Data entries

◆ ◆ ◆ ◆

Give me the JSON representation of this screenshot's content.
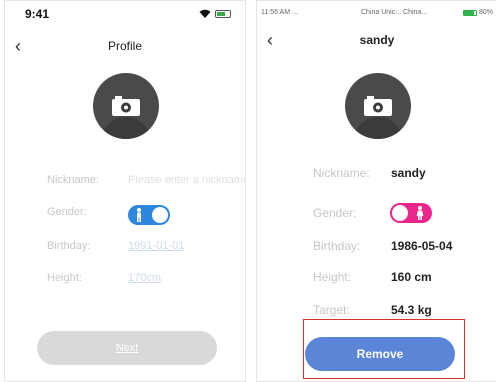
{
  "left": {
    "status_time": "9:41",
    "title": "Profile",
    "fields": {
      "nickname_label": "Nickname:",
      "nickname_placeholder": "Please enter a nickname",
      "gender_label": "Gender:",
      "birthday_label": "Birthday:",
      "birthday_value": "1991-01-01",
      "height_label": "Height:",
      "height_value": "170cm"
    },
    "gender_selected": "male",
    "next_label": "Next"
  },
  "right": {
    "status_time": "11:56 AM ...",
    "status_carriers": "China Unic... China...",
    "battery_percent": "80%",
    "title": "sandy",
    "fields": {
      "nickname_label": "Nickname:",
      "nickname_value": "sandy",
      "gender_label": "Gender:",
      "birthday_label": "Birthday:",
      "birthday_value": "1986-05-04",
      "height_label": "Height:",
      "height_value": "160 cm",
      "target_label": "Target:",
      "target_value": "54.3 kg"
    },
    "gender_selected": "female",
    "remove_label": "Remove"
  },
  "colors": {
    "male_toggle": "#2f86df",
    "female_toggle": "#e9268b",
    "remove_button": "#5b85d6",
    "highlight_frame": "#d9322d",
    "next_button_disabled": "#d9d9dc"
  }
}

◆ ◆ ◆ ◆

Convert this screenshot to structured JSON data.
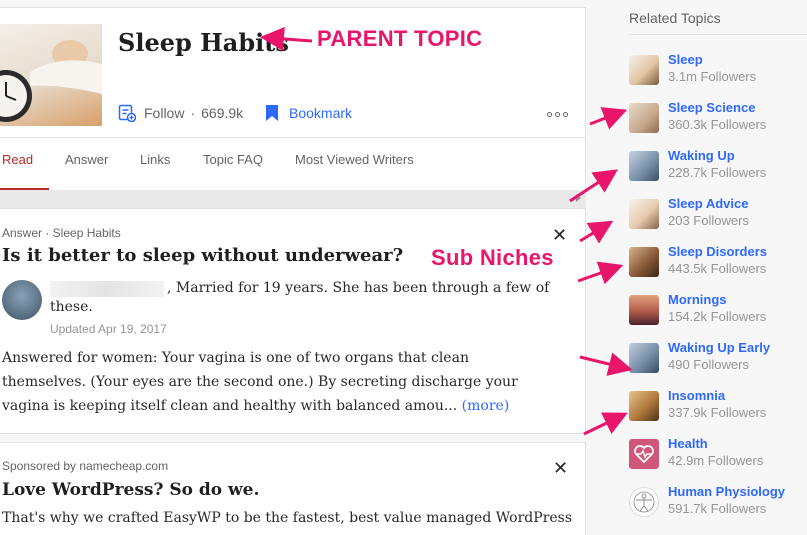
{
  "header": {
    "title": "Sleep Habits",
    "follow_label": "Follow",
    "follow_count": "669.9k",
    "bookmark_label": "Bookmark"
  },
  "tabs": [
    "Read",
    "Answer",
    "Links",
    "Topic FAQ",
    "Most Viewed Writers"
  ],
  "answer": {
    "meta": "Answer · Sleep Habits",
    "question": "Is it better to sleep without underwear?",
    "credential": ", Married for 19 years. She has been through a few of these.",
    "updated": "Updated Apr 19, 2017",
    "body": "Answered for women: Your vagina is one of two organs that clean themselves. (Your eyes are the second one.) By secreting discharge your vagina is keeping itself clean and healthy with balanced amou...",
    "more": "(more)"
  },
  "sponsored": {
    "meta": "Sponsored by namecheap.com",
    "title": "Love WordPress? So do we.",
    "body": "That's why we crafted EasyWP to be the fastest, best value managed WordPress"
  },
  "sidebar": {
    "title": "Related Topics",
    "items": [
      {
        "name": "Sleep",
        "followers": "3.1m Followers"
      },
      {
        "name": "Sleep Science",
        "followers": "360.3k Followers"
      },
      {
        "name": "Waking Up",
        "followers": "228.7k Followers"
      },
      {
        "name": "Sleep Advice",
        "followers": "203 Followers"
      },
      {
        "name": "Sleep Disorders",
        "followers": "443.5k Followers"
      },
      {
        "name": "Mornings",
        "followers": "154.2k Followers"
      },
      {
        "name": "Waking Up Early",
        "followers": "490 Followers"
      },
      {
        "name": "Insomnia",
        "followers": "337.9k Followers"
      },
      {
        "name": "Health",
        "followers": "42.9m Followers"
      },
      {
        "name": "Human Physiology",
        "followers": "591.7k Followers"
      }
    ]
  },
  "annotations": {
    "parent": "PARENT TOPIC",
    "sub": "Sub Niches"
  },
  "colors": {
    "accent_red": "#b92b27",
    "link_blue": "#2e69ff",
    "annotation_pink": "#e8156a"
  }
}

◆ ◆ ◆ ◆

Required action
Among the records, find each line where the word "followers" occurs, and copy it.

Output for this task
        "followers": "3.1m Followers"
        "followers": "360.3k Followers"
        "followers": "228.7k Followers"
        "followers": "203 Followers"
        "followers": "443.5k Followers"
        "followers": "154.2k Followers"
        "followers": "490 Followers"
        "followers": "337.9k Followers"
        "followers": "42.9m Followers"
        "followers": "591.7k Followers"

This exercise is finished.